QurAlis Licenses Eli Lilly’s Preclinical Compounds That Target Neuronal Excitotoxicity
QurAlis Corporation has licensed preclinical small molecule compounds — designed to treat amyotrophic lateral sclerosis (ALS) — from Eli Lilly and Company, furthering QurAlis’s specialization in ALS treatment development.
The investigational molecules are aimed at specifically counteracting a pathological symptom of ALS called excitotoxicity, a process by which receptors in nerve cells (neurons) are over-stimulated by excitatory signals like the neurotransmitter, or chemical messenger, glutamate.
From patient-derived data, researchers at QurAlis have found that excitotoxicity contributes to the degeneration of motor neurons in anywhere from 20%–50% of ALS patients.

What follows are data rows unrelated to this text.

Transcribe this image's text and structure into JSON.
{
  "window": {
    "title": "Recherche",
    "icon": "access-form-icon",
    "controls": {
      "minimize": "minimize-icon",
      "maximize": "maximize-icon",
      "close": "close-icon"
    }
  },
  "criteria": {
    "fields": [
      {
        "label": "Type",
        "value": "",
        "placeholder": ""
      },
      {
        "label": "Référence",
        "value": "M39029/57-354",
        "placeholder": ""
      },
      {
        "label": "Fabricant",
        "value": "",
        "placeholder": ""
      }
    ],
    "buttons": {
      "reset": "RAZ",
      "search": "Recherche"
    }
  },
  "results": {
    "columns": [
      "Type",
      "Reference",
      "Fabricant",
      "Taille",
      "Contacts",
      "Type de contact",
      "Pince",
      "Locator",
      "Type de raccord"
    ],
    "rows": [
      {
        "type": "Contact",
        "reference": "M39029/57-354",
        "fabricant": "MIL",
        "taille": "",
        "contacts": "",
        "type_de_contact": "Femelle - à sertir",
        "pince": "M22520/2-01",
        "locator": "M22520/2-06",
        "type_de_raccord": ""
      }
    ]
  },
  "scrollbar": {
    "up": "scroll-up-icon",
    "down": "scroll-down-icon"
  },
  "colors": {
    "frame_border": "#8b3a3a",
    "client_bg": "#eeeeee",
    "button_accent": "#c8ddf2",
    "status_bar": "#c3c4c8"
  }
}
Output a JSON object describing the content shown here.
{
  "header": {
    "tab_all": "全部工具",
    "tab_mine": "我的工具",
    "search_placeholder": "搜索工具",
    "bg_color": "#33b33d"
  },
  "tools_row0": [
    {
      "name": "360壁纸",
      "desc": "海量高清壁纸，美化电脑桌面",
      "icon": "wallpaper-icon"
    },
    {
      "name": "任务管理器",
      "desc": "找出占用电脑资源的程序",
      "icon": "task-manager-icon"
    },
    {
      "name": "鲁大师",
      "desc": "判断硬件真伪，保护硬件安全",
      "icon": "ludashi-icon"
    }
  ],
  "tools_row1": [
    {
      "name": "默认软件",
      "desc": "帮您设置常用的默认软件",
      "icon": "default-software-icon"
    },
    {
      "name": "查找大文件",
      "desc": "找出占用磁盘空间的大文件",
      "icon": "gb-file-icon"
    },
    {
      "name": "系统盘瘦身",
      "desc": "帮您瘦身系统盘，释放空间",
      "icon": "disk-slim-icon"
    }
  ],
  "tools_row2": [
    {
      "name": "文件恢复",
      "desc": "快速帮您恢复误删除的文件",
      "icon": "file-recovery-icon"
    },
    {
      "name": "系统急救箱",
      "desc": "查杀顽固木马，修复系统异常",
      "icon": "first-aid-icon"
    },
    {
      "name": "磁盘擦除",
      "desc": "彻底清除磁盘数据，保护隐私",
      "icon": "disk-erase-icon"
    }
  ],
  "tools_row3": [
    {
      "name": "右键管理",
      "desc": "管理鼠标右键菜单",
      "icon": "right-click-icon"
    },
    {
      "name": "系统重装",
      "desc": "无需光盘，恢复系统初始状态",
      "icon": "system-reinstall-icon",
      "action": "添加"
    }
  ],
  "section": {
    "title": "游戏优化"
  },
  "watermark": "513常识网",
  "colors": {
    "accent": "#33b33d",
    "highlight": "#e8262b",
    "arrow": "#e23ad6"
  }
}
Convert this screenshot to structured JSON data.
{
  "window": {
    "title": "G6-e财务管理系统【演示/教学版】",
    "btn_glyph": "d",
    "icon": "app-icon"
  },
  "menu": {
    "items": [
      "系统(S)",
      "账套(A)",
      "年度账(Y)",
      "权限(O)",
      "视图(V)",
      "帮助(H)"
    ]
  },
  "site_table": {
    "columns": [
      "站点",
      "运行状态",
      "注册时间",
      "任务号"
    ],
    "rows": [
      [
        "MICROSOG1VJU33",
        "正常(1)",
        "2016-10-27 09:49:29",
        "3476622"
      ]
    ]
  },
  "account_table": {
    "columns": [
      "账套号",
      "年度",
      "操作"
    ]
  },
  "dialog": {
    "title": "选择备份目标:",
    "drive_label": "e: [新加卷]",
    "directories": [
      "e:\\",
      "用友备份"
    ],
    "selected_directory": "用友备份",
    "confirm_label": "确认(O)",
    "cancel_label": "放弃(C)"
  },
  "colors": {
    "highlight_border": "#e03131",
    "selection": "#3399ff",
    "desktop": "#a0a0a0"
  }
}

This is, in part, because excitotoxicity can cause calcium ions to flow into neurons, and high calcium levels can trigger programmed cell death.
Additionally, hyperactivity can cause the accumulation of toxic proteins and free radicals in neurons, which can impair functionality. The removal of these toxins is slowed in ALS patients, furthering the progression of the disease.

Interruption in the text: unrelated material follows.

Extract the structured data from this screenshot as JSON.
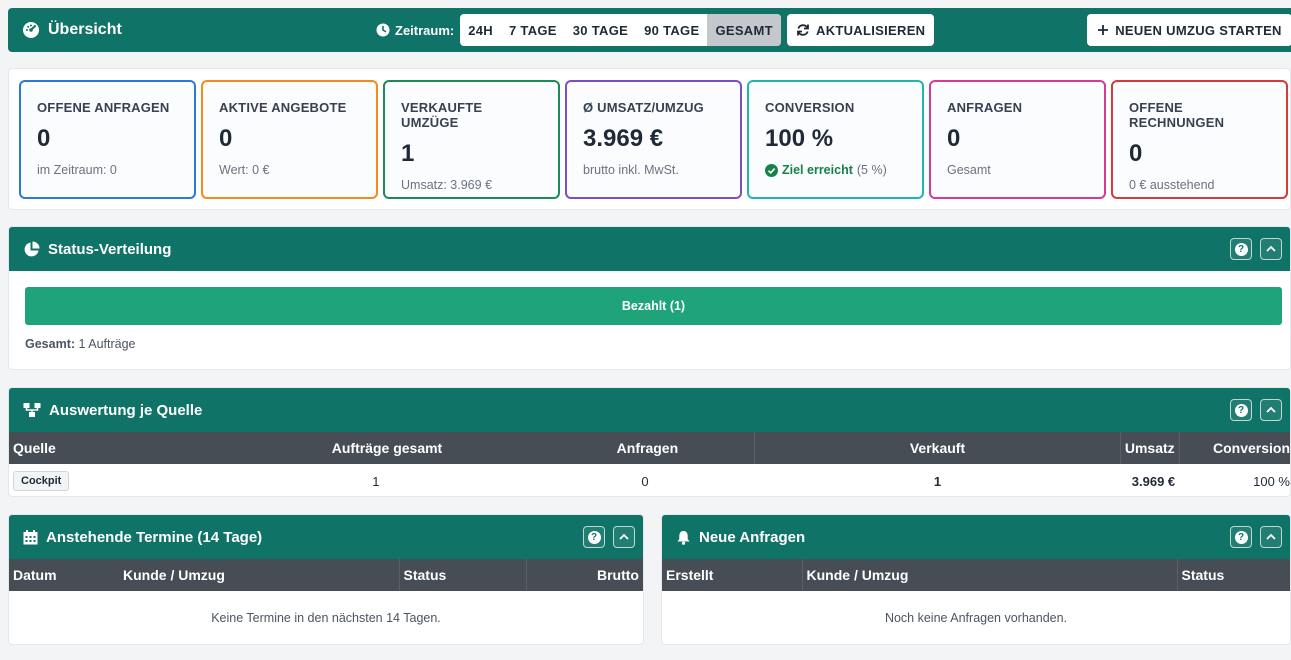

By licensing treatments that may potentially stop this process, QurAlis intends to develop strategies to prevent the progression of ALS.
“Data from ALS patient-derived stem cell models suggest that excitotoxicity is a major driver of motor neuron degeneration in ALS,” said Dan Elbaum, PhD, CSO of QurAlis, in a press release. “The compounds included in this licensing agreement will enable us to target neuronal excitotoxicity in ALS in a novel way.”

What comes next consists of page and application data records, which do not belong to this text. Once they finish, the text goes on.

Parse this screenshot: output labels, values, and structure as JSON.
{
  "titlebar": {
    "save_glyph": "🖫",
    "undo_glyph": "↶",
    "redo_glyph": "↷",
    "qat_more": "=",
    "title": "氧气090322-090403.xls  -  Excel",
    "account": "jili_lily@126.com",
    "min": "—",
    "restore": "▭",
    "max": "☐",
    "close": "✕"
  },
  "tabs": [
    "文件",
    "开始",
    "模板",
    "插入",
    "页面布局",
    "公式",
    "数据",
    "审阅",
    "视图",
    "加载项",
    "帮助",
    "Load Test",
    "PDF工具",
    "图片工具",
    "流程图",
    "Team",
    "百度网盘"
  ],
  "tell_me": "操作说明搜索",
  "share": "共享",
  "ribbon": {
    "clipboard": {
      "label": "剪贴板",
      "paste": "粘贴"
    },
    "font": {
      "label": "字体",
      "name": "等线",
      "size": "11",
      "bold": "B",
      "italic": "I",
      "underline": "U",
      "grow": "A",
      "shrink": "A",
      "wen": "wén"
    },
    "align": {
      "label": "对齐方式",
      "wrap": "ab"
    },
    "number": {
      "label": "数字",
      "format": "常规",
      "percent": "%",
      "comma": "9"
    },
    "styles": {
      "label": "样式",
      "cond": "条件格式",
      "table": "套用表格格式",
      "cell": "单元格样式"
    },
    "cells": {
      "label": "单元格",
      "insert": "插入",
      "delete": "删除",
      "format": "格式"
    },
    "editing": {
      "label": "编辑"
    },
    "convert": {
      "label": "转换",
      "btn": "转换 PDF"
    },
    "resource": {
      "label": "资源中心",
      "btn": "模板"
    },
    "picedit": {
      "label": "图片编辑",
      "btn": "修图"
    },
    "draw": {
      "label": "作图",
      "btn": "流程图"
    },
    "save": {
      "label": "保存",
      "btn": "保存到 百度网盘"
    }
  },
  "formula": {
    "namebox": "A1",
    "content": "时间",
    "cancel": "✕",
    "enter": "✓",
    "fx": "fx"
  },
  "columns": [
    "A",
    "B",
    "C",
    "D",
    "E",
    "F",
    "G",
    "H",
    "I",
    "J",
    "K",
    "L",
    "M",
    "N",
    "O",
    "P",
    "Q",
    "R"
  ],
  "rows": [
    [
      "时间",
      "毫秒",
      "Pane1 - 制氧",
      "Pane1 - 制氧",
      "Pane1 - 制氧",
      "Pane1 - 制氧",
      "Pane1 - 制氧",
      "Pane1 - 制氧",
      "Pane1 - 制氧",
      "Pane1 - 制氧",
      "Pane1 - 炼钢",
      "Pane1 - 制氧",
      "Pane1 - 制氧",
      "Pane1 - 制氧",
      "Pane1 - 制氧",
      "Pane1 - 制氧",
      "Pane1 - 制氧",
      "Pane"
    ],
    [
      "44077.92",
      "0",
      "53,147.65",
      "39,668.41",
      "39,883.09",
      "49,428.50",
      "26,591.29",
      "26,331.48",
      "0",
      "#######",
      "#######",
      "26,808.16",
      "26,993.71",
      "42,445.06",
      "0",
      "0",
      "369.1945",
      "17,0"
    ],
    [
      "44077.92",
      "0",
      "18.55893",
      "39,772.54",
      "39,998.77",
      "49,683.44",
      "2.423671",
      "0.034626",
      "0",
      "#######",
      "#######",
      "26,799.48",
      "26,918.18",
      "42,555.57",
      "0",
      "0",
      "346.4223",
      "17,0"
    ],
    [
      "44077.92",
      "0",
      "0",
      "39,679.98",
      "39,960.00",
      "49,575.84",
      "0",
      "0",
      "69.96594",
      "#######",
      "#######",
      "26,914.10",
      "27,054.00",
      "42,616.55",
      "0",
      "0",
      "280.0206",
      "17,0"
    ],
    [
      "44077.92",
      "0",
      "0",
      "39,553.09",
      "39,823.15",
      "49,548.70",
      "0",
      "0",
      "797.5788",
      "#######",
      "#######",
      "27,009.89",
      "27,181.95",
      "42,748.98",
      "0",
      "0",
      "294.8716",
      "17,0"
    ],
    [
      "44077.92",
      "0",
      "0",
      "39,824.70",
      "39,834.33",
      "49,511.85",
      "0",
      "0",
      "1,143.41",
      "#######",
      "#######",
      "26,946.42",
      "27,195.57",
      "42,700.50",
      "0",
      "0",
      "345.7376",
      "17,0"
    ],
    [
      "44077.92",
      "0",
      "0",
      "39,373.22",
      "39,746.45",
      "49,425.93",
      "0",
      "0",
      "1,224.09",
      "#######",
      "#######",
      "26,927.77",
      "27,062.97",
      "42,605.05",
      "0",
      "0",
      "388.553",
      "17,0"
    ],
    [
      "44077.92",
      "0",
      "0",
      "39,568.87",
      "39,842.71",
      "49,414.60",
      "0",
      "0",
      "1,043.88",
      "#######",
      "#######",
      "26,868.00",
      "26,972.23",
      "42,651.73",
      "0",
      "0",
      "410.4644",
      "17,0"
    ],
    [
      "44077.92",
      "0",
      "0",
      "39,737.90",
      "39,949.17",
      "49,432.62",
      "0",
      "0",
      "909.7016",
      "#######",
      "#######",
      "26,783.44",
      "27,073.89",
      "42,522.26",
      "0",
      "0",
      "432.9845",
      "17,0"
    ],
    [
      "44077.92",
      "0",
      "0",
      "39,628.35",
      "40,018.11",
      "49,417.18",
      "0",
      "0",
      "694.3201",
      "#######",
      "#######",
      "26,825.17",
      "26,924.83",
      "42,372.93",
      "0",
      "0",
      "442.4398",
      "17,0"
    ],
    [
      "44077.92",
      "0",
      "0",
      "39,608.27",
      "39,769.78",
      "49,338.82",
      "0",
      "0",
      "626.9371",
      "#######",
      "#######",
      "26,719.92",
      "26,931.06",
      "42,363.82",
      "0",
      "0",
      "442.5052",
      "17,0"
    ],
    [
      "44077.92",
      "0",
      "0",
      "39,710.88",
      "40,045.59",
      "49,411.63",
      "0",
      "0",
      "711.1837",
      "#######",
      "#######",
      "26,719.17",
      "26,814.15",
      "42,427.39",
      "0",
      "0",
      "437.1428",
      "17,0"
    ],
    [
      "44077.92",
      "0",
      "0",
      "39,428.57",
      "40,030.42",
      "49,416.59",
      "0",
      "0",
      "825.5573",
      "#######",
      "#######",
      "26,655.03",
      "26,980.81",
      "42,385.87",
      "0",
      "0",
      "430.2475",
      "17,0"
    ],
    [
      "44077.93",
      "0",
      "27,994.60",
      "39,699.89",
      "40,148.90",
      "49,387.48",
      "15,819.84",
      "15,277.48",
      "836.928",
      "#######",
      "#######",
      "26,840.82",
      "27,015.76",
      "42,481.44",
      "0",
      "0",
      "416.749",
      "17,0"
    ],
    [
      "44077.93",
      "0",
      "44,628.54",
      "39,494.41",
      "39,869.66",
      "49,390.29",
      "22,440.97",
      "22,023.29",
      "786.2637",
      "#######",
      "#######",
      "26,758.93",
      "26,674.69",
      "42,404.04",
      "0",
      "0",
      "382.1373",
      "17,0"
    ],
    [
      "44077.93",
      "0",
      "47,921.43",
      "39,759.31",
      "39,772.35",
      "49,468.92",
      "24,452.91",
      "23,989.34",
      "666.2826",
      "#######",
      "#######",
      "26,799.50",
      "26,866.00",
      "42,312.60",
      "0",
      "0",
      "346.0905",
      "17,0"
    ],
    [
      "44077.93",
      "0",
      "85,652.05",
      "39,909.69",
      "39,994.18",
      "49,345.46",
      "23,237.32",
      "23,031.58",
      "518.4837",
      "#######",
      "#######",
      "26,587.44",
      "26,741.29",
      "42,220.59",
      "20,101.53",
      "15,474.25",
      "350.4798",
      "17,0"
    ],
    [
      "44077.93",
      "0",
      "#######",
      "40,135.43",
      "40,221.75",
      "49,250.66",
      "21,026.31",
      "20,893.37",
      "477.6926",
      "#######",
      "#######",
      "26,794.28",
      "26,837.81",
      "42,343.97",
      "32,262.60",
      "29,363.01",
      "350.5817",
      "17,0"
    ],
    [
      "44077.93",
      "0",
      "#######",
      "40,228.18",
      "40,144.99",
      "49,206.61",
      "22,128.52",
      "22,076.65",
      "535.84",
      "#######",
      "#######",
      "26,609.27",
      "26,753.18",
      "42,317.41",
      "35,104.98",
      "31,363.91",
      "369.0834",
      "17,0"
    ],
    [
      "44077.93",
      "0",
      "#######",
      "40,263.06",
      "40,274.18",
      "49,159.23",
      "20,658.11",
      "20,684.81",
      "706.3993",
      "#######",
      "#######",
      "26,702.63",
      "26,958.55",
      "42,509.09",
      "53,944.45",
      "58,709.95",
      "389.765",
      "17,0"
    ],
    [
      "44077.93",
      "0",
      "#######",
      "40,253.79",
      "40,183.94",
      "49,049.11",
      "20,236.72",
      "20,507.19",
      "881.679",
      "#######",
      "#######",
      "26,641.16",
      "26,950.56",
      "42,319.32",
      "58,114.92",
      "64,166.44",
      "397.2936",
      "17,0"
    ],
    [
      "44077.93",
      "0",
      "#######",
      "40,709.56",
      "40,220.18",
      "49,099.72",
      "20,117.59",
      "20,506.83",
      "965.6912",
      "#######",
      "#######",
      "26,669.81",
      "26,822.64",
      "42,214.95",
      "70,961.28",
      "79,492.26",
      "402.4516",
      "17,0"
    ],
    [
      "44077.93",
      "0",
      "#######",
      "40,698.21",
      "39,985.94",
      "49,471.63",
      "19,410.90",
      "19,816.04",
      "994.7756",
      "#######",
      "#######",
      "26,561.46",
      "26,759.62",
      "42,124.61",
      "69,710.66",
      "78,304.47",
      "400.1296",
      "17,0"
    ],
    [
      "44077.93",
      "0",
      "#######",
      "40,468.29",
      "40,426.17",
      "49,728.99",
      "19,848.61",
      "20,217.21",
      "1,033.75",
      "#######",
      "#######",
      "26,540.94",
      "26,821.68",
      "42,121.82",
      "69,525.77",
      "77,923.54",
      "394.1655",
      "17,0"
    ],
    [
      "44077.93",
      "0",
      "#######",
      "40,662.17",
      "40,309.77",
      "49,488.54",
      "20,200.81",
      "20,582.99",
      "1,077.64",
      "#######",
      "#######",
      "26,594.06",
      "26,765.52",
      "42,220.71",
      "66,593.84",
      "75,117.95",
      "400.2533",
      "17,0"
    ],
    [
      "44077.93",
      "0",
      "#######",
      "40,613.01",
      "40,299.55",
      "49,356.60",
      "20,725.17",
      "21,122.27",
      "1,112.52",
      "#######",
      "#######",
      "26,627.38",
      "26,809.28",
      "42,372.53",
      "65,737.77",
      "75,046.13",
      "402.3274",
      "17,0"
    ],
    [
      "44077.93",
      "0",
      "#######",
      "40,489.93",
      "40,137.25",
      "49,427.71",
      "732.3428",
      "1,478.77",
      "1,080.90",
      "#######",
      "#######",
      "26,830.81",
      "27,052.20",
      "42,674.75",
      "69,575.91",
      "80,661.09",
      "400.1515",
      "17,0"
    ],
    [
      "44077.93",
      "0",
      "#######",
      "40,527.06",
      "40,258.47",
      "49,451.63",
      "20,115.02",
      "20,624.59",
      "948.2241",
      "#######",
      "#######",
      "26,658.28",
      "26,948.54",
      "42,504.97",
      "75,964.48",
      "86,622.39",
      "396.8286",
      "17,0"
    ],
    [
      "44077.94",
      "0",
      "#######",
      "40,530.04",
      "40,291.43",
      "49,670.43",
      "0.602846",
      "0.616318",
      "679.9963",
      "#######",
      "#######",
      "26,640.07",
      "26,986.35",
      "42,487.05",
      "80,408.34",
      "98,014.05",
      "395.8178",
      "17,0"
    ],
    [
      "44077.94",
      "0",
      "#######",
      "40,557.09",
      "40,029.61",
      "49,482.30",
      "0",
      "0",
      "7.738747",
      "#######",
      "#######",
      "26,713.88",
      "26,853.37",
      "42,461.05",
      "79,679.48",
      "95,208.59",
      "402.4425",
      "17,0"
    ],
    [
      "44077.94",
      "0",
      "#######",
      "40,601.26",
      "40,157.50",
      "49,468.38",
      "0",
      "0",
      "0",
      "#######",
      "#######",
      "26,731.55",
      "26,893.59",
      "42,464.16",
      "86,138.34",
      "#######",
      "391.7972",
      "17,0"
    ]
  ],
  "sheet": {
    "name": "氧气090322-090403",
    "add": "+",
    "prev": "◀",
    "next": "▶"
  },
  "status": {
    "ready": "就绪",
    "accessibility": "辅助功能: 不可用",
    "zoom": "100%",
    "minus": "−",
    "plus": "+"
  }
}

QurAlis believes that the newly licensed compounds have potential to be targeted ALS therapies that will potentially modify the course of disease itself.
“We believe that the compounds we are in-licensing from Lilly have great potential for the development of a targeted ALS therapy, and we intend to advance these compounds to the clinic and to patients in need,” said Kasper Roet, PhD, CEO of QurAlis. “Our ultimate goal has always been to develop clinically meaningful disease modifying medicines for ALS, and this agreement represents a big step in that direction.”
The company has also shown optimism about analyzed data from early clinical trials for these treatments.
“We are very encouraged by the signs of activity from early clinical trials on this pathway, which suggest that we may be able to prevent the toxicity to neurons typical of ALS and hopefully modify the course of the disease,” Elbaum said.
As QurAlis specializes in ALS treatments, the company is taking other approaches to treat the disease as well. In addition to excitotoxicity, QurAlis is investigating the disruption of neural pathways occurring in ALS patients, which also leads to the build-up of toxic products in neurons.